:: Supplied data ::
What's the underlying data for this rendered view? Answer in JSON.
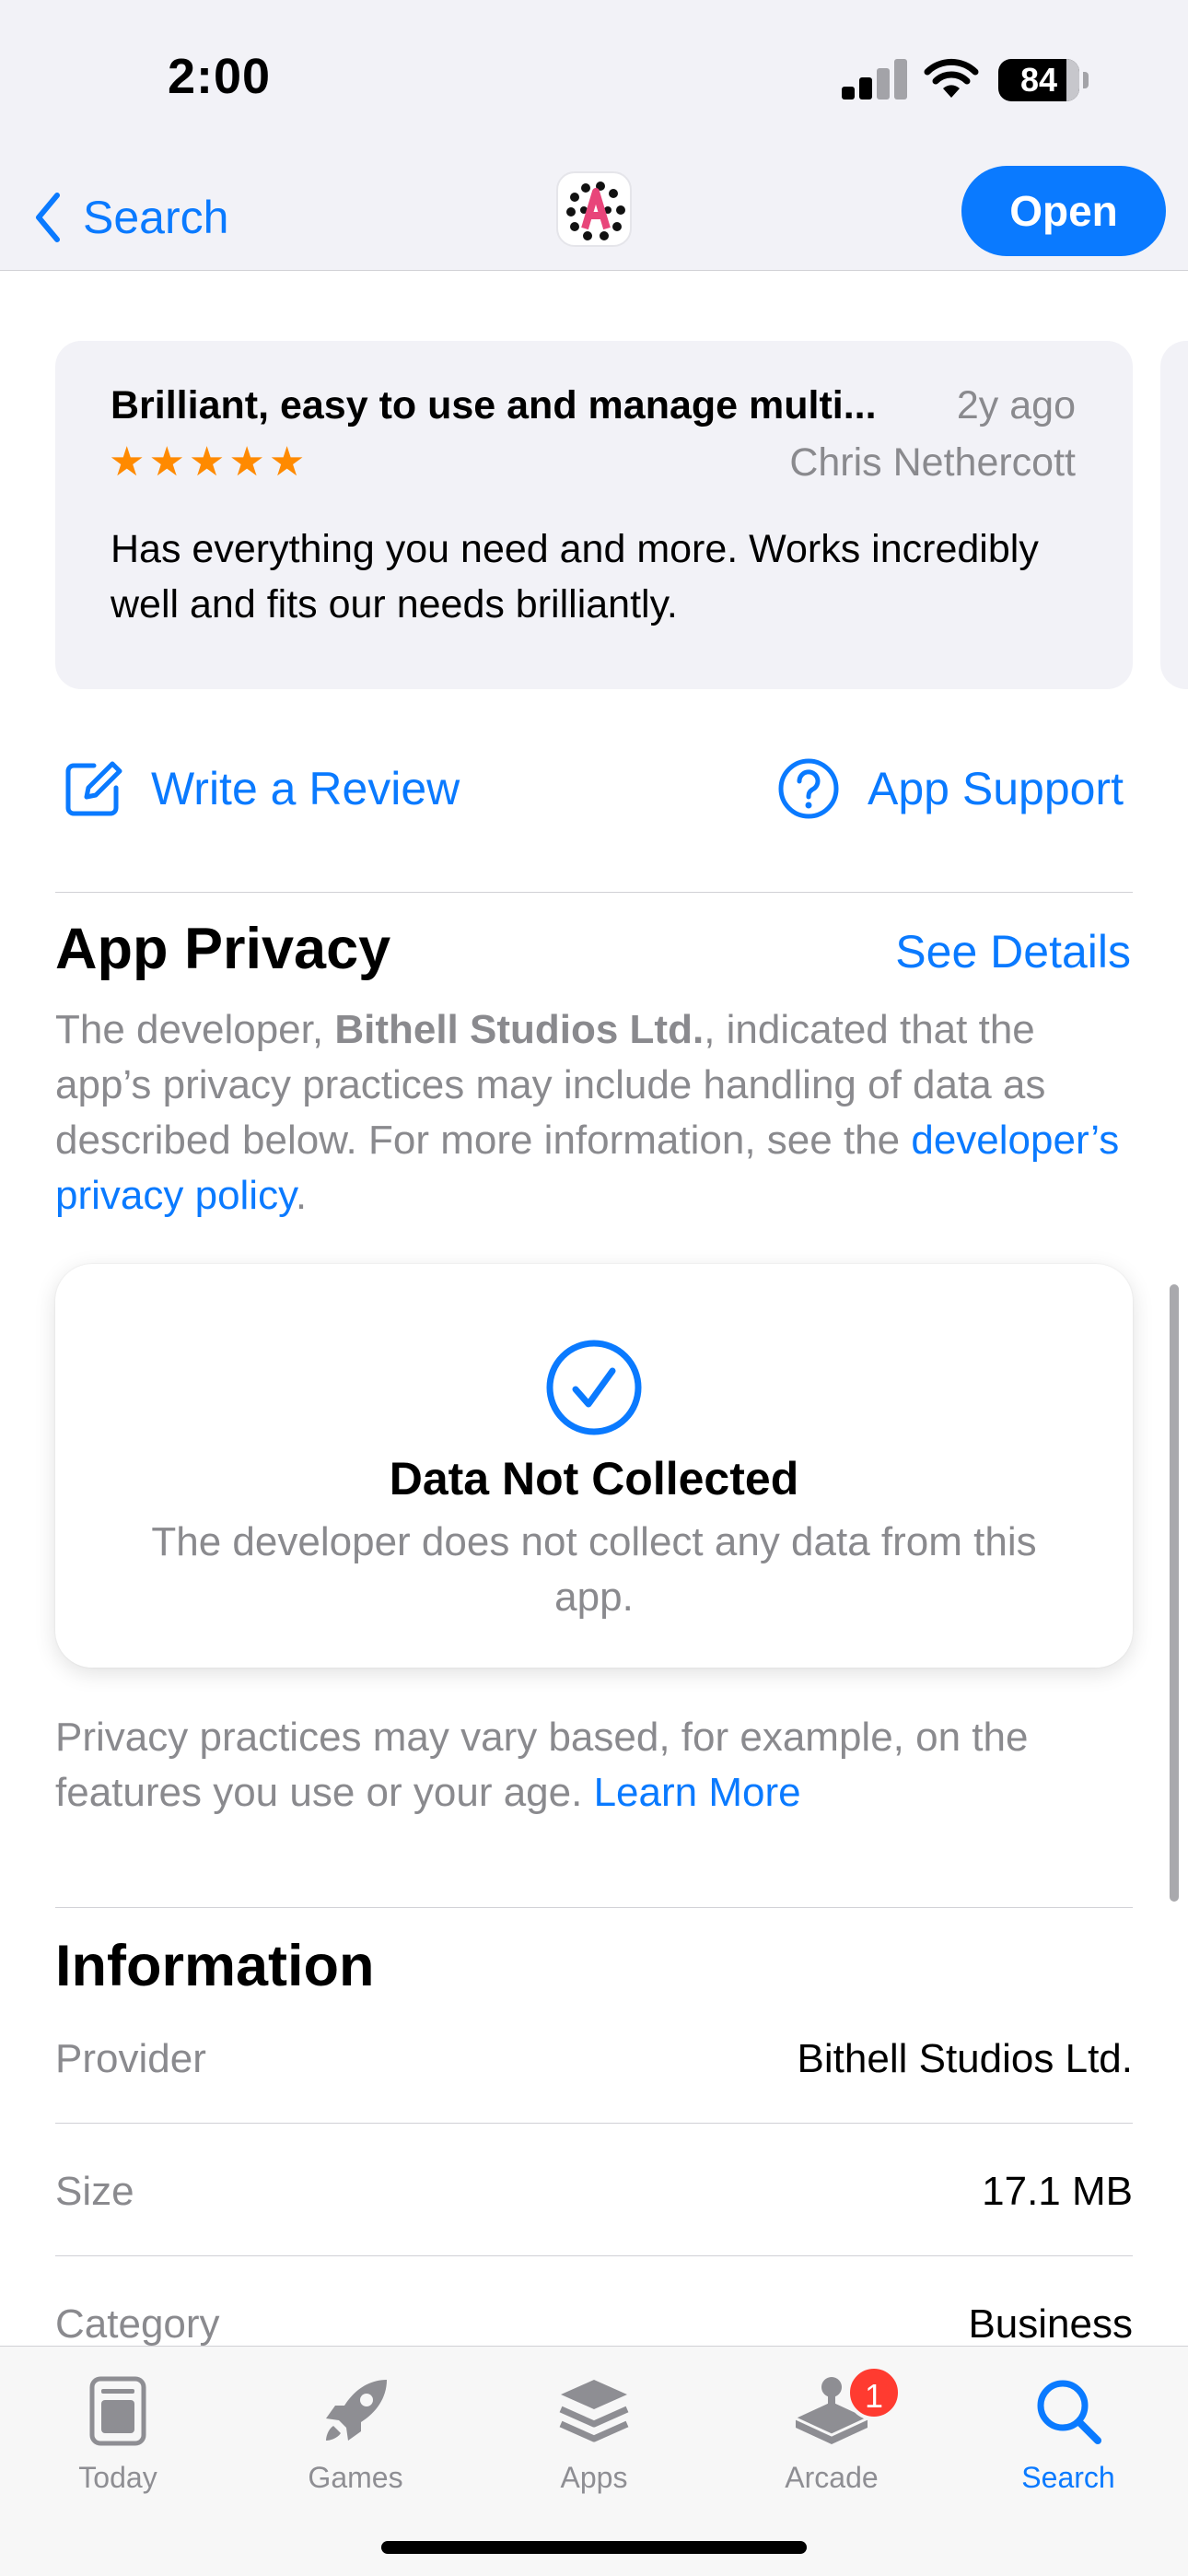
{
  "status_bar": {
    "time": "2:00",
    "battery": "84"
  },
  "nav": {
    "back_label": "Search",
    "open_label": "Open"
  },
  "review": {
    "title": "Brilliant, easy to use and manage multi...",
    "date": "2y ago",
    "author": "Chris Nethercott",
    "rating": 5,
    "body": "Has everything you need and more. Works incredibly well and fits our needs brilliantly."
  },
  "actions": {
    "write_review": "Write a Review",
    "app_support": "App Support"
  },
  "privacy": {
    "title": "App Privacy",
    "see_details": "See Details",
    "desc_prefix": "The developer, ",
    "developer": "Bithell Studios Ltd.",
    "desc_middle": ", indicated that the app’s privacy practices may include handling of data as described below. For more information, see the ",
    "policy_link": "developer’s privacy policy",
    "desc_suffix": ".",
    "card_title": "Data Not Collected",
    "card_text": "The developer does not collect any data from this app.",
    "practices_text": "Privacy practices may vary based, for example, on the features you use or your age. ",
    "learn_more": "Learn More"
  },
  "information": {
    "title": "Information",
    "rows": [
      {
        "label": "Provider",
        "value": "Bithell Studios Ltd."
      },
      {
        "label": "Size",
        "value": "17.1 MB"
      },
      {
        "label": "Category",
        "value": "Business"
      }
    ]
  },
  "tabs": [
    {
      "label": "Today",
      "icon": "today-icon"
    },
    {
      "label": "Games",
      "icon": "rocket-icon"
    },
    {
      "label": "Apps",
      "icon": "layers-icon"
    },
    {
      "label": "Arcade",
      "icon": "joystick-icon",
      "badge": "1"
    },
    {
      "label": "Search",
      "icon": "search-icon",
      "active": true
    }
  ],
  "colors": {
    "accent": "#0a7aff",
    "star": "#ff8a00",
    "badge": "#ff3b30"
  }
}
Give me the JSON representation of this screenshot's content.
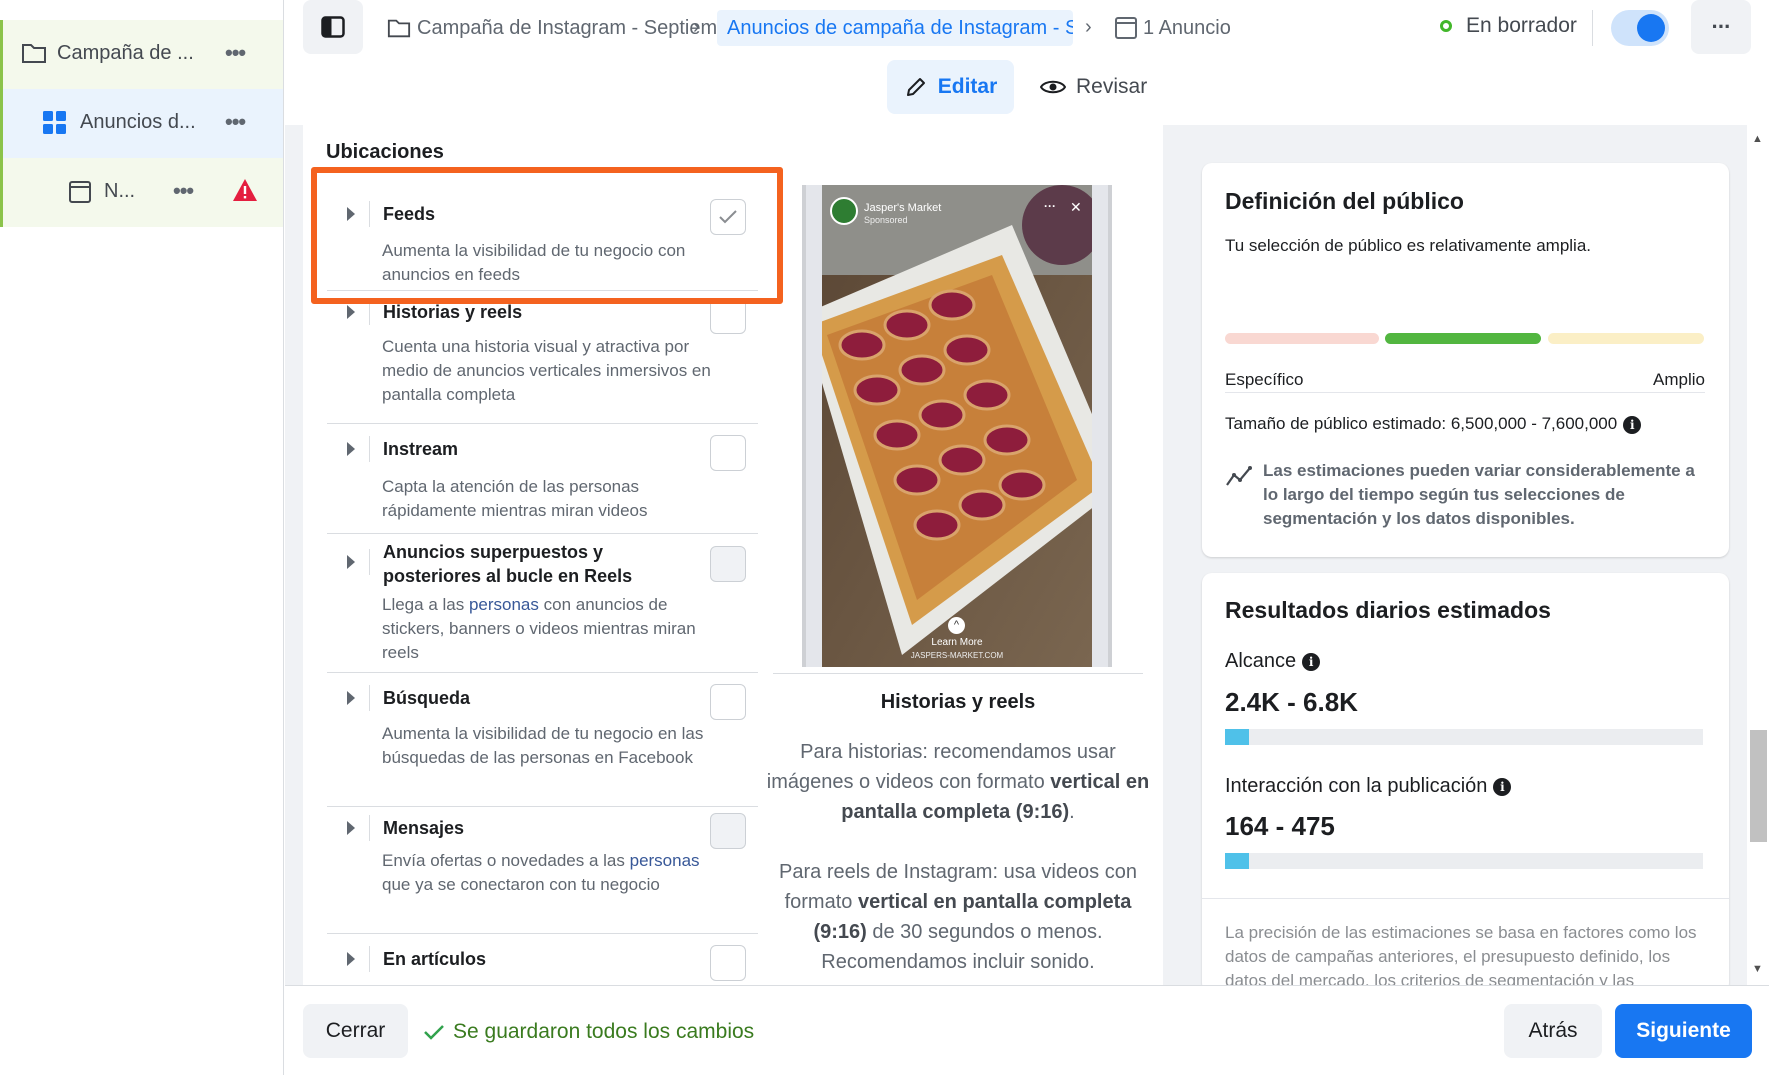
{
  "sidebar": {
    "items": [
      {
        "label": "Campaña de ...",
        "icon": "folder-icon"
      },
      {
        "label": "Anuncios d...",
        "icon": "grid-icon"
      },
      {
        "label": "N...",
        "icon": "ad-icon",
        "warning_icon": "warning-icon"
      }
    ],
    "more": "•••"
  },
  "topbar": {
    "breadcrumbs": [
      {
        "label": "Campaña de Instagram - Septiembre"
      },
      {
        "label": "Anuncios de campaña de Instagram - S"
      },
      {
        "label": "1 Anuncio"
      }
    ],
    "status": "En borrador",
    "more": "···",
    "toggle_on": true
  },
  "modes": {
    "edit": "Editar",
    "review": "Revisar"
  },
  "placements": {
    "title": "Ubicaciones",
    "options": [
      {
        "title": "Feeds",
        "desc": "Aumenta la visibilidad de tu negocio con anuncios en feeds",
        "checked": true,
        "highlighted": true
      },
      {
        "title": "Historias y reels",
        "desc": "Cuenta una historia visual y atractiva por medio de anuncios verticales inmersivos en pantalla completa",
        "checked": false
      },
      {
        "title": "Instream",
        "desc": "Capta la atención de las personas rápidamente mientras miran videos",
        "checked": false
      },
      {
        "title": "Anuncios superpuestos y posteriores al bucle en Reels",
        "desc_a": "Llega a las ",
        "desc_link": "personas",
        "desc_b": " con anuncios de stickers, banners o videos mientras miran reels",
        "checked": false,
        "disabled": true
      },
      {
        "title": "Búsqueda",
        "desc": "Aumenta la visibilidad de tu negocio en las búsquedas de las personas en Facebook",
        "checked": false
      },
      {
        "title": "Mensajes",
        "desc_a": "Envía ofertas o novedades a las ",
        "desc_link": "personas",
        "desc_b": " que ya se conectaron con tu negocio",
        "checked": false,
        "disabled": true
      },
      {
        "title": "En artículos",
        "checked": false
      }
    ]
  },
  "preview": {
    "brand": "Jasper's Market",
    "sponsored": "Sponsored",
    "cta": "Learn More",
    "url": "JASPERS-MARKET.COM",
    "title": "Historias y reels",
    "p1_a": "Para historias: recomendamos usar imágenes o videos con formato ",
    "p1_b": "vertical en pantalla completa (9:16)",
    "p1_c": ".",
    "p2_a": "Para reels de Instagram: usa videos con formato ",
    "p2_b": "vertical en pantalla completa (9:16)",
    "p2_c": " de 30 segundos o menos. Recomendamos incluir sonido."
  },
  "audience": {
    "title": "Definición del público",
    "summary": "Tu selección de público es relativamente amplia.",
    "specific": "Específico",
    "broad": "Amplio",
    "size_label": "Tamaño de público estimado: 6,500,000 - 7,600,000",
    "note": "Las estimaciones pueden variar considerablemente a lo largo del tiempo según tus selecciones de segmentación y los datos disponibles.",
    "colors": {
      "specific": "#f9d8d2",
      "fit": "#52b640",
      "broad": "#fbefc6"
    }
  },
  "results": {
    "title": "Resultados diarios estimados",
    "reach_label": "Alcance",
    "reach_value": "2.4K - 6.8K",
    "reach_fill": 0.05,
    "engagement_label": "Interacción con la publicación",
    "engagement_value": "164 - 475",
    "engagement_fill": 0.05,
    "note": "La precisión de las estimaciones se basa en factores como los datos de campañas anteriores, el presupuesto definido, los datos del mercado, los criterios de segmentación y las"
  },
  "footer": {
    "close": "Cerrar",
    "saved": "Se guardaron todos los cambios",
    "back": "Atrás",
    "next": "Siguiente"
  }
}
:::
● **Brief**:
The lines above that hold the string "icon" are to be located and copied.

● **Finished exercise**:
      "icon": "today-icon"
      "icon": "rocket-icon"
      "icon": "layers-icon"
      "icon": "joystick-icon",
      "icon": "search-icon",
        "icon": "folder-icon"
        "icon": "grid-icon"
        "icon": "ad-icon",
        "warning_icon": "warning-icon"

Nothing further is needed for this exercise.